• _Task directions_
Go through the entries below and print each one exactly.

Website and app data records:

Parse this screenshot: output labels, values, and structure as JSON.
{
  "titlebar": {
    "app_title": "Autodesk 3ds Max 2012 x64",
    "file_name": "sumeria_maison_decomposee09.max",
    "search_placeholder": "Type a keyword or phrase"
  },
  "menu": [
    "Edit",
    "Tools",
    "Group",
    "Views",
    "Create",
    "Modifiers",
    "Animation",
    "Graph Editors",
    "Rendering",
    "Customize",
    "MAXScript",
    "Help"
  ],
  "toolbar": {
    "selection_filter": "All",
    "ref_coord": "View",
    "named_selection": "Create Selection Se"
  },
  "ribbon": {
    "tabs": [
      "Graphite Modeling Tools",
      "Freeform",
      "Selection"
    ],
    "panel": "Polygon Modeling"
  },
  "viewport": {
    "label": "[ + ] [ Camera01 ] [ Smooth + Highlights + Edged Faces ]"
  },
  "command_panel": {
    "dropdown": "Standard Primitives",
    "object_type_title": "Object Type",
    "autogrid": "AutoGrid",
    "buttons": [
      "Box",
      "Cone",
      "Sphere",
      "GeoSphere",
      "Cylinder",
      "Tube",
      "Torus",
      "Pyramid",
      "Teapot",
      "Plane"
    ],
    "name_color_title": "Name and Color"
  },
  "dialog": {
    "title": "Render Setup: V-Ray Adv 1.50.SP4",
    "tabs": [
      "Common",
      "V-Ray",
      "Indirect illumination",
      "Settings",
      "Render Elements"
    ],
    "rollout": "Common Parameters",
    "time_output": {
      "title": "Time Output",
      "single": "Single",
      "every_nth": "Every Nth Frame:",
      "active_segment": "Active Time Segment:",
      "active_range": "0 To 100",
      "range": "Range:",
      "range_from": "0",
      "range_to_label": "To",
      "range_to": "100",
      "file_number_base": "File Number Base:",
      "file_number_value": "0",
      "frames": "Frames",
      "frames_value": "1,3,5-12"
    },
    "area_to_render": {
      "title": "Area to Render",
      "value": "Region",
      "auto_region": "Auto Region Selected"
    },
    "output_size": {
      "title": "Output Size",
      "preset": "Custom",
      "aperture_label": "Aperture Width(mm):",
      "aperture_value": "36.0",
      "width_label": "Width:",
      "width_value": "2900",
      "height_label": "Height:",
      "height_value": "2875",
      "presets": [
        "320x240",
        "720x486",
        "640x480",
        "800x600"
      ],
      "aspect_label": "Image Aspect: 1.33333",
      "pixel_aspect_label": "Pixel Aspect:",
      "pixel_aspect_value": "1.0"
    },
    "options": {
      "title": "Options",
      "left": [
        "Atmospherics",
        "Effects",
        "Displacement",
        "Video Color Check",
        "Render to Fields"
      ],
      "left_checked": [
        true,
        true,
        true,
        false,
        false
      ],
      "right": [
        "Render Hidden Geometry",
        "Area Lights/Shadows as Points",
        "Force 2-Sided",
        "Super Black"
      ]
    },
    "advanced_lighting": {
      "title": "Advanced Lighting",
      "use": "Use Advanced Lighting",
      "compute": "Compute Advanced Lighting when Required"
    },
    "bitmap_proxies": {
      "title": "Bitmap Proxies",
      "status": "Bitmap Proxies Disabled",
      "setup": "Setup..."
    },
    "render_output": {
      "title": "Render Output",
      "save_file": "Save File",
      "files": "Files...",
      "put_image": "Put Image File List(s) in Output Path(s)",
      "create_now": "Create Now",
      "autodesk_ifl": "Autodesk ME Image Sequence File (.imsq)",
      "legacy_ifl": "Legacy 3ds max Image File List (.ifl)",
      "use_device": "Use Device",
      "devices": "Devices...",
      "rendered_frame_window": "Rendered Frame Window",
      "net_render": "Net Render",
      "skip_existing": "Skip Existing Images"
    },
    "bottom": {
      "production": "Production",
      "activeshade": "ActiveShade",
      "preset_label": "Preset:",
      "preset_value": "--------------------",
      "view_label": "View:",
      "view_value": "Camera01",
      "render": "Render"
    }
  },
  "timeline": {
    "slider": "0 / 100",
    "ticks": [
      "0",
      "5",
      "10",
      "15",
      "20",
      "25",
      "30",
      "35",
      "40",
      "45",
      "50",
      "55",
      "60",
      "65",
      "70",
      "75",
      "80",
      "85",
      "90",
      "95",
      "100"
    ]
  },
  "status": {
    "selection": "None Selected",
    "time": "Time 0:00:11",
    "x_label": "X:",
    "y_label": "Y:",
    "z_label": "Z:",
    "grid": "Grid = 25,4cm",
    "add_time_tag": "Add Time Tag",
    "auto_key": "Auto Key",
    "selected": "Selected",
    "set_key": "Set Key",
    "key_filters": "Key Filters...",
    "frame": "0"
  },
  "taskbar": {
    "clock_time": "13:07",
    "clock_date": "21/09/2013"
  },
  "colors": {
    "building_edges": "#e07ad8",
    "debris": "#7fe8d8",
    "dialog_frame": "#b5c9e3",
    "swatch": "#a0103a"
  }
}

• _Solution to this task_
Parse this screenshot: output labels, values, and structure as JSON.
{
  "titlebar": {
    "app_title": "Autodesk 3ds Max 2012 x64",
    "file_name": "sumeria_maison_decomposee09.max",
    "search_placeholder": "Type a keyword or phrase"
  },
  "menu": [
    "Edit",
    "Tools",
    "Group",
    "Views",
    "Create",
    "Modifiers",
    "Animation",
    "Graph Editors",
    "Rendering",
    "Customize",
    "MAXScript",
    "Help"
  ],
  "toolbar": {
    "selection_filter": "All",
    "ref_coord": "View",
    "named_selection": "Create Selection Se"
  },
  "ribbon": {
    "tabs": [
      "Graphite Modeling Tools",
      "Freeform",
      "Selection"
    ],
    "panel": "Polygon Modeling"
  },
  "viewport": {
    "label": "[ + ] [ Camera01 ] [ Smooth + Highlights + Edged Faces ]"
  },
  "command_panel": {
    "dropdown": "Standard Primitives",
    "object_type_title": "Object Type",
    "autogrid": "AutoGrid",
    "buttons": [
      "Box",
      "Cone",
      "Sphere",
      "GeoSphere",
      "Cylinder",
      "Tube",
      "Torus",
      "Pyramid",
      "Teapot",
      "Plane"
    ],
    "name_color_title": "Name and Color"
  },
  "dialog": {
    "title": "Render Setup: V-Ray Adv 1.50.SP4",
    "tabs": [
      "Common",
      "V-Ray",
      "Indirect illumination",
      "Settings",
      "Render Elements"
    ],
    "rollout": "Common Parameters",
    "time_output": {
      "title": "Time Output",
      "single": "Single",
      "every_nth": "Every Nth Frame:",
      "active_segment": "Active Time Segment:",
      "active_range": "0 To 100",
      "range": "Range:",
      "range_from": "0",
      "range_to_label": "To",
      "range_to": "100",
      "file_number_base": "File Number Base:",
      "file_number_value": "0",
      "frames": "Frames",
      "frames_value": "1,3,5-12"
    },
    "area_to_render": {
      "title": "Area to Render",
      "value": "Region",
      "auto_region": "Auto Region Selected"
    },
    "output_size": {
      "title": "Output Size",
      "preset": "Custom",
      "aperture_label": "Aperture Width(mm):",
      "aperture_value": "36.0",
      "width_label": "Width:",
      "width_value": "2900",
      "height_label": "Height:",
      "height_value": "2875",
      "presets": [
        "320x240",
        "720x486",
        "640x480",
        "800x600"
      ],
      "aspect_label": "Image Aspect: 1.33333",
      "pixel_aspect_label": "Pixel Aspect:",
      "pixel_aspect_value": "1.0"
    },
    "options": {
      "title": "Options",
      "left": [
        "Atmospherics",
        "Effects",
        "Displacement",
        "Video Color Check",
        "Render to Fields"
      ],
      "left_checked": [
        true,
        true,
        true,
        false,
        false
      ],
      "right": [
        "Render Hidden Geometry",
        "Area Lights/Shadows as Points",
        "Force 2-Sided",
        "Super Black"
      ]
    },
    "advanced_lighting": {
      "title": "Advanced Lighting",
      "use": "Use Advanced Lighting",
      "compute": "Compute Advanced Lighting when Required"
    },
    "bitmap_proxies": {
      "title": "Bitmap Proxies",
      "status": "Bitmap Proxies Disabled",
      "setup": "Setup..."
    },
    "render_output": {
      "title": "Render Output",
      "save_file": "Save File",
      "files": "Files...",
      "put_image": "Put Image File List(s) in Output Path(s)",
      "create_now": "Create Now",
      "autodesk_ifl": "Autodesk ME Image Sequence File (.imsq)",
      "legacy_ifl": "Legacy 3ds max Image File List (.ifl)",
      "use_device": "Use Device",
      "devices": "Devices...",
      "rendered_frame_window": "Rendered Frame Window",
      "net_render": "Net Render",
      "skip_existing": "Skip Existing Images"
    },
    "bottom": {
      "production": "Production",
      "activeshade": "ActiveShade",
      "preset_label": "Preset:",
      "preset_value": "--------------------",
      "view_label": "View:",
      "view_value": "Camera01",
      "render": "Render"
    }
  },
  "timeline": {
    "slider": "0 / 100",
    "ticks": [
      "0",
      "5",
      "10",
      "15",
      "20",
      "25",
      "30",
      "35",
      "40",
      "45",
      "50",
      "55",
      "60",
      "65",
      "70",
      "75",
      "80",
      "85",
      "90",
      "95",
      "100"
    ]
  },
  "status": {
    "selection": "None Selected",
    "time": "Time 0:00:11",
    "x_label": "X:",
    "y_label": "Y:",
    "z_label": "Z:",
    "grid": "Grid = 25,4cm",
    "add_time_tag": "Add Time Tag",
    "auto_key": "Auto Key",
    "selected": "Selected",
    "set_key": "Set Key",
    "key_filters": "Key Filters...",
    "frame": "0"
  },
  "taskbar": {
    "clock_time": "13:07",
    "clock_date": "21/09/2013"
  },
  "colors": {
    "building_edges": "#e07ad8",
    "debris": "#7fe8d8",
    "dialog_frame": "#b5c9e3",
    "swatch": "#a0103a"
  }
}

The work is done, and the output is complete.